What to produce: Output all entries exactly as they appear and skip the pictures.

Material for the task:
=====

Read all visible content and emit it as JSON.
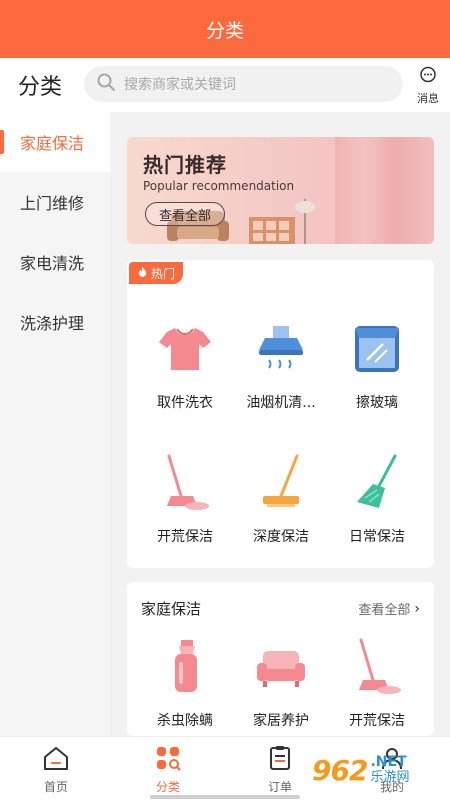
{
  "topbar": {
    "title": "分类"
  },
  "header": {
    "title": "分类",
    "search_placeholder": "搜索商家或关键词",
    "message_label": "消息"
  },
  "sidebar": {
    "items": [
      {
        "label": "家庭保洁",
        "active": true
      },
      {
        "label": "上门维修",
        "active": false
      },
      {
        "label": "家电清洗",
        "active": false
      },
      {
        "label": "洗涤护理",
        "active": false
      }
    ]
  },
  "banner": {
    "title": "热门推荐",
    "subtitle": "Popular recommendation",
    "button": "查看全部"
  },
  "hot": {
    "tag": "热门",
    "items": [
      {
        "label": "取件洗衣",
        "icon": "shirt-icon"
      },
      {
        "label": "油烟机清...",
        "icon": "range-hood-icon"
      },
      {
        "label": "擦玻璃",
        "icon": "window-icon"
      },
      {
        "label": "开荒保洁",
        "icon": "mop-icon"
      },
      {
        "label": "深度保洁",
        "icon": "floor-mop-icon"
      },
      {
        "label": "日常保洁",
        "icon": "broom-icon"
      }
    ]
  },
  "section": {
    "title": "家庭保洁",
    "more": "查看全部",
    "items": [
      {
        "label": "杀虫除螨",
        "icon": "spray-bottle-icon"
      },
      {
        "label": "家居养护",
        "icon": "sofa-icon"
      },
      {
        "label": "开荒保洁",
        "icon": "mop-icon"
      }
    ]
  },
  "tabs": [
    {
      "label": "首页",
      "icon": "home-icon",
      "active": false
    },
    {
      "label": "分类",
      "icon": "category-icon",
      "active": true
    },
    {
      "label": "订单",
      "icon": "order-icon",
      "active": false
    },
    {
      "label": "我的",
      "icon": "user-icon",
      "active": false
    }
  ],
  "watermark": {
    "number": "962",
    "net": ".NET",
    "cn": "乐游网"
  },
  "colors": {
    "accent": "#fb6a3c",
    "pink": "#f48a8f",
    "blue": "#4f8fd8",
    "green": "#3cbf9c",
    "orange": "#f6a640"
  }
}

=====

Result for this task:
Read all visible content and emit it as JSON.
{
  "topbar": {
    "title": "分类"
  },
  "header": {
    "title": "分类",
    "search_placeholder": "搜索商家或关键词",
    "message_label": "消息"
  },
  "sidebar": {
    "items": [
      {
        "label": "家庭保洁",
        "active": true
      },
      {
        "label": "上门维修",
        "active": false
      },
      {
        "label": "家电清洗",
        "active": false
      },
      {
        "label": "洗涤护理",
        "active": false
      }
    ]
  },
  "banner": {
    "title": "热门推荐",
    "subtitle": "Popular recommendation",
    "button": "查看全部"
  },
  "hot": {
    "tag": "热门",
    "items": [
      {
        "label": "取件洗衣",
        "icon": "shirt-icon"
      },
      {
        "label": "油烟机清...",
        "icon": "range-hood-icon"
      },
      {
        "label": "擦玻璃",
        "icon": "window-icon"
      },
      {
        "label": "开荒保洁",
        "icon": "mop-icon"
      },
      {
        "label": "深度保洁",
        "icon": "floor-mop-icon"
      },
      {
        "label": "日常保洁",
        "icon": "broom-icon"
      }
    ]
  },
  "section": {
    "title": "家庭保洁",
    "more": "查看全部",
    "items": [
      {
        "label": "杀虫除螨",
        "icon": "spray-bottle-icon"
      },
      {
        "label": "家居养护",
        "icon": "sofa-icon"
      },
      {
        "label": "开荒保洁",
        "icon": "mop-icon"
      }
    ]
  },
  "tabs": [
    {
      "label": "首页",
      "icon": "home-icon",
      "active": false
    },
    {
      "label": "分类",
      "icon": "category-icon",
      "active": true
    },
    {
      "label": "订单",
      "icon": "order-icon",
      "active": false
    },
    {
      "label": "我的",
      "icon": "user-icon",
      "active": false
    }
  ],
  "watermark": {
    "number": "962",
    "net": ".NET",
    "cn": "乐游网"
  },
  "colors": {
    "accent": "#fb6a3c",
    "pink": "#f48a8f",
    "blue": "#4f8fd8",
    "green": "#3cbf9c",
    "orange": "#f6a640"
  }
}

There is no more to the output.